Now, according to the Economic Times, the Chair of the U.S. House Homeland Security Committee, Michael McCaul, said that Homeland Security has released a bulletin to those airlines that will be going into Russia to alert them to a previously unknown threat — that of possible methods of putting explosives on these flights, either to detonate there or to sneak them into Sochi itself. The U.S. intelligence warns that explosives could be smuggled into toothpaste and cosmetic containers on flights headed into the area.
A U.S. law official stated that there are no specific threats to Americans, but that the information on possible airline bombs is solid. “It’s real. It’s real and we got good information. It’s based on a credible source. We’re taking it seriously. So are other countries,” said the official, according to the Economic Times.

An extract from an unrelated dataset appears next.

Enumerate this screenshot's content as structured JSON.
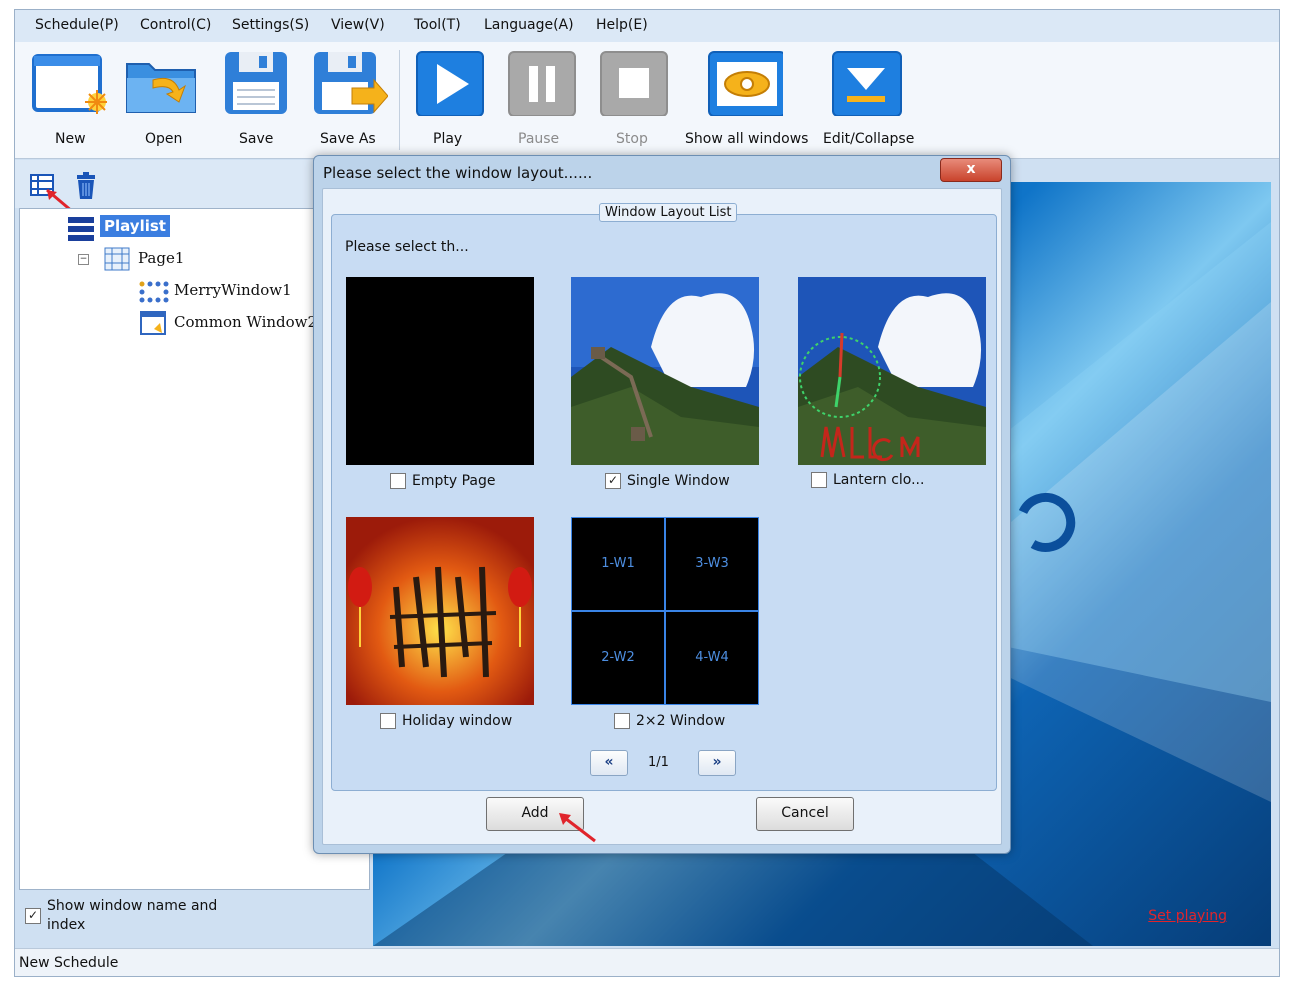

The statement from the Department of Homeland Security noted that “out of an abundance of caution,” the agency sometimes gives information such as this to international allies. “While we are not aware of a specific threat to the homeland at this time, this routine communication is an important part of our commitment to making sure we meet that priority. As always, our security apparatus includes a number of measures, both seen and unseen, and DHS will continue to adjust security measures to fit an ever evolving threat environment,” it said, according to the Economic Times.
This latest is hardly the first concern regarding the Sochi Olympic games, and Russia’s leaders report that all efforts are being made. “We can guarantee the safety of the people as well as any other government hosting a mass event [can],” said Russia’s Deputy Prime Minister, Dmitry Kozak, according to CBC News. “There is no reason to believe Sochi, in Russia, is under more threat than any other city in the world,” said Kozak.
“I want to thank our colleagues from practically all of the countries involved in one way or another with organizing these Games, because they are working together very actively with their Russia partners,” said Vladimir Putin at a press conference Wednesday. “You know that we have set up an operations headquarters here, where our colleagues are present the whole time too, working round the clock: intelligence services representatives and law enforcement officers from many different countries.”
Other issues surrounding the games have included concerns about anti-gay legislation, LGBT rights and privacy, surveillance and data collection from the Russian government, the mass killing of stray dogs in the Sochi area, and corruption from those in charge of organizing the games set up in Russia.